After two days and one night, Kylie and Phillip Smith decided which of their milk cows would be sent to the abattoir. As they confess their decision, they avoid looking out of the window at the animals grazing in their field in Ardmona, near Shepparton in south-eastern Australia.
This region of the state of Victoria is one of Australia’s breadbaskets, providing about one quarter of the country’s agricultural produce; not only milk but also cereal, vegetables and fruit.
After South Australia and New South Wales, it was Victoria’s turn to be struck by drought, beginning in 2012 and becoming particularly severe between 2014 and the first half of 2016, causing farmers heavy losses of income.
Because of the drought, the Smiths had to buy more water for their livestock, delivered by tanker.
“It has cost AU$90,000 (approximately US$68,600) this year. We are not paying our electricity bills. We are also in negotiation with our bank and grain suppliers, to ask for their patience. It’s hard. We still have hope, [which is a] farmer’s richest resource.”
Earnings from the sale of 30 cows – out of a herd of 150 – allowed them to free up AU$12,000 (about US$9,200) which will cover the cost of just one month’s supply of animal feed.
As if the climatic conditions were not enough, the fall in the price of milk in Australia to below the cost of production has brought producers to their knees.
On 1 July the price of milk fell from 44 to 36 cents a litre. But farmers need at least 60 cents a litre to make production viable.
“We lost AU$60,000 (US$45,000) of our annual income overnight,” sighs Kylie, as she bottle feeds her four-month-old son Jacob. The family will now have to rely on food parcels.

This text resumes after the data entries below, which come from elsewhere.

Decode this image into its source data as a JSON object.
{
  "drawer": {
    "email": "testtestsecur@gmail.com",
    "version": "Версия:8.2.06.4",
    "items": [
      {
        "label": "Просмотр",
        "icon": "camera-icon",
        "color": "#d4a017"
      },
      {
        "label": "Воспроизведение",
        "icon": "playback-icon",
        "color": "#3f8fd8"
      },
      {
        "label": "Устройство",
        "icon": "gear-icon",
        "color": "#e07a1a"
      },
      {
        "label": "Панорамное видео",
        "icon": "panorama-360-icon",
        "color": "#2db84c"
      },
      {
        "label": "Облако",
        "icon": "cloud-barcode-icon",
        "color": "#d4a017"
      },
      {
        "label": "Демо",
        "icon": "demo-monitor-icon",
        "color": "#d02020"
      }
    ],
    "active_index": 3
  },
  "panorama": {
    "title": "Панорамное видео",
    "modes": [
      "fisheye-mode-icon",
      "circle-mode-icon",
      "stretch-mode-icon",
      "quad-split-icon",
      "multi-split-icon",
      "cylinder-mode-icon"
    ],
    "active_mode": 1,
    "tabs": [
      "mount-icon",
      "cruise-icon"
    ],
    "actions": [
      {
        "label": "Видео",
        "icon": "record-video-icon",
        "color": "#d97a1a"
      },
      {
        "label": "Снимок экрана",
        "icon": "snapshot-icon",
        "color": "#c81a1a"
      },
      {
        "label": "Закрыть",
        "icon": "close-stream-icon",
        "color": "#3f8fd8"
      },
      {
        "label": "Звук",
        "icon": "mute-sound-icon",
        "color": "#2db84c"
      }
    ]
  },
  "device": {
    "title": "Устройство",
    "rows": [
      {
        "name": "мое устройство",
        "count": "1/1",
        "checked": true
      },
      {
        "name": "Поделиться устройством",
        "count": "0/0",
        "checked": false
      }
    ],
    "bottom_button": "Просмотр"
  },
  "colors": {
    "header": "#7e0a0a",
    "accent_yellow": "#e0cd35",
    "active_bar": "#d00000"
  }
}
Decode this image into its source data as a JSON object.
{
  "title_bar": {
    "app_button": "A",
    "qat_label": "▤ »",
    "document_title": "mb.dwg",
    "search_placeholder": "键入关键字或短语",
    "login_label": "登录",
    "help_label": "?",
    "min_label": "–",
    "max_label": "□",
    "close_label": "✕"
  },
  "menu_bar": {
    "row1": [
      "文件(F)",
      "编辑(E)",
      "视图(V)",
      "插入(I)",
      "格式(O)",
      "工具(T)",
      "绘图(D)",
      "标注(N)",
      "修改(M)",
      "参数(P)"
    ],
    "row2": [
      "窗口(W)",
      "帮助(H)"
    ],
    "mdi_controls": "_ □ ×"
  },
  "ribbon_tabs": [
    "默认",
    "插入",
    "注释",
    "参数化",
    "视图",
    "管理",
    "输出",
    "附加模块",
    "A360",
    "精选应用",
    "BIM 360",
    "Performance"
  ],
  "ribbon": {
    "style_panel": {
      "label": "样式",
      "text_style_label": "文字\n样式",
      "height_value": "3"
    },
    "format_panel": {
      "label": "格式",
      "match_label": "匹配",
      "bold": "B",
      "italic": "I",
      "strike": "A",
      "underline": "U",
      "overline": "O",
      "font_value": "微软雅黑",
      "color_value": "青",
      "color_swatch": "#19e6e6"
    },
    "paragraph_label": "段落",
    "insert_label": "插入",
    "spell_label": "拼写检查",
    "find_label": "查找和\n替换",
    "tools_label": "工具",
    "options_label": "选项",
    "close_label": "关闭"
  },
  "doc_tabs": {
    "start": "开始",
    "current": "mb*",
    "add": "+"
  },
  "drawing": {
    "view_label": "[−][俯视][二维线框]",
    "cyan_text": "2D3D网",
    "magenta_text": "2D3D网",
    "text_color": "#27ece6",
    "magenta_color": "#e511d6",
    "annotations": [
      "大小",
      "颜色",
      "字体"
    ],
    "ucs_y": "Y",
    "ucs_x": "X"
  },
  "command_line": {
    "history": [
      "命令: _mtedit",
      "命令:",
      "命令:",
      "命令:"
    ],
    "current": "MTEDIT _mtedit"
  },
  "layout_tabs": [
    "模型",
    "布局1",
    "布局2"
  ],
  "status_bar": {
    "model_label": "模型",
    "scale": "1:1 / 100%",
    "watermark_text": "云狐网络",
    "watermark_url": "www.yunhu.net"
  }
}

As a fourth-generation farmer, Philip has already experienced hard times caused by the climate and market prices but this time, he says, “is worse than anything my family has ever experienced.”
Government aid ineffective
During its electoral campaign in May 2016, the right-wing coalition, to which Prime Minister Malcolm Turnbull belongs, promised a fund of half a million Australian dollars (US$385 million) in the form of loans at a favourable rate of 2.66 per cent to help producers.
After winning the election in July, the government made this fund available, but with little success.
“The criteria for granting a loan are unclear, and the administrative steps are off-putting. They want to discourage us,” says Alex Robertson, a farmer who with a few of his friends set up the Facebook page Farmer Power.
Barnaby Joyce, the Agriculture Minister, has not disclosed the figures for the number of loan applications registered, or the farms that have benefited from this assistance. He has announced a symposium at the end of August in Melbourne with partners “to discuss solutions,” explains Kate Barwick, the Minister’s spokesperson.
With exactly 4127 out of a total of 6128, Victoria has by far the highest number of dairy farmers of any state in Australia.
“The number of producers has fallen from 14,000 in 2000 to 6,128 today and half of them have small farms of about 200 cows,” says Bill Malcolm, an agricultural economist and professor at the University of Melbourne.
He doesn’t believe that a loan fund for small farmers will be effective either.
“Our competitiveness on the export market is being tested by the stocks made available on the international market produced by the emerging economies. The crisis we are talking about today is the result of the disastrous management of the dairy companies. They failed to adapt to the needs of the international markets by adjusting their prices early enough.”
Yet dairy farming is one of the leading sectors of Australia’s agricultural industry. It ranks third behind wheat and beef production, with an annual output of 9.7 billion litres, and is worth AU$13 billion (US$10 billion).
With an increasing population, domestic consumption of dairy products has risen slightly. However 30 per cent is still exported, according to Dairy Australia, an organisation co-financed by the government and the producers.
The companies that buy and process the milk use this figure to justify the fall in price, which they say is linked to the difficult foreign sales scenario and the price of milk on the international market.
The producers challenge this view, saying that exports and dependence on the international market are not so important. Domestic consumption of flavoured milk, for example, was not taken into account in the calculations, they say.
The government has let it be known that it will not intervene. Richard Meredith, a spokesperson for Dairy Australia, defends their position: “It’s the free market. We are not a charitable organisation. We provide management advice and we make the results of research available, that’s all.”
But for farmers’ advocates, this kind of response isn’t good enough. “Dairy Australia would not exist without the farmers but it is doing nothing to help them,” says Brian Egan, the founder of Aussie Helpers.
This charitable association has responded to the desperate situation by providing the Smith family and others with emergency supplies: animal feed, food parcels and a little money. “We are the only ones to provide any support and we are solely reliant on private donations and volunteers.”
The former farmer gives his own analysis of the situation: “I don’t think there was an overproduction of milk. It is just that the big cooperatives were over ambitious and they made promises,” says Egan.
“Now the farmers are faced with the debts they contracted with these dairy companies who asked them to bear the cost of the fall in the price per litre retroactively. Many of them have their hands tied and are in no position to protest.
But the Australian farmer’s biggest enemy is his/her own pride. He/she is not very good at defending his/her own rights.”
This article has been translated from French.